The more the merrier 

Open-source intelligence analyst Ukraine Weapons Tracker on Sunday shared video footage on Twitter of the M101 in action. The post also mentions use of D-44 guns, a Russian-made field artillery gun developed in the early 1940s.

Unlike the M1910 machine gun, there does not seem to be a distinct advantage to using World War II-era artillery weapons. Rather, it is a matter of sheer quantity; as the tweet from Ukraine Weapons Tracker explains, "more artillery is always useful." 

Reduce, reuse, recycle your tanks

Non-profit Ukrainian media outlet Militarnyi reported in July that the Ukrainians employed the use of an old Russian T-34 tank during battle in the city of Lysychansk in Luhansk.
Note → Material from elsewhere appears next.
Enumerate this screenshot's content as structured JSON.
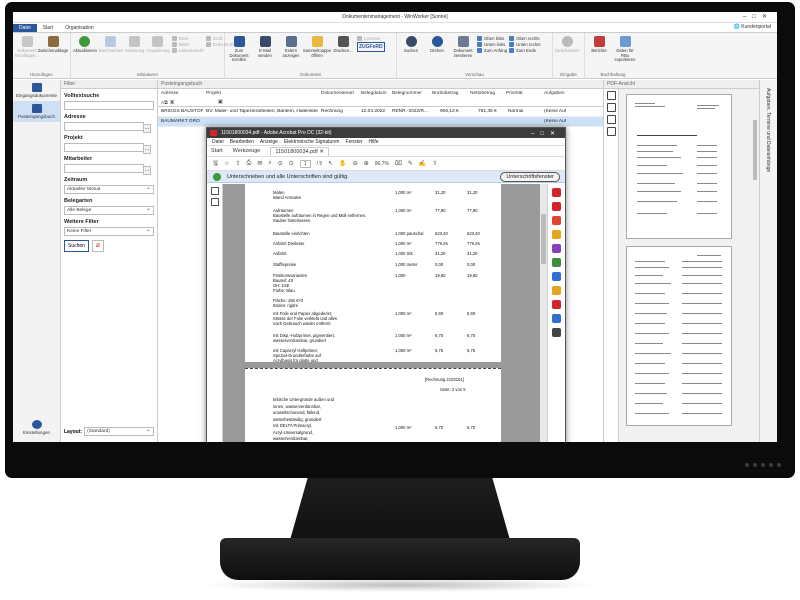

The tank was used to blockade a section of the road.

According to Militarinyi, the T-34 was installed for display in the city in 1971. Next to it, there is a stone monument carved with the names of units and formations that liberated the city of Lysychansk in World War II.

The Militarinyi article also points out that following the 2014 Russian annexation of Crimea, the tank was painted in the colors of the Ukrainian flag twice - once in November 2015 and again in July 2016. In both cases, local authorities quickly restored the tank to its original color. 

As the war continues and both sides bring out old weapons from storage and retirement, more fascinating relics will likely be documented in combat.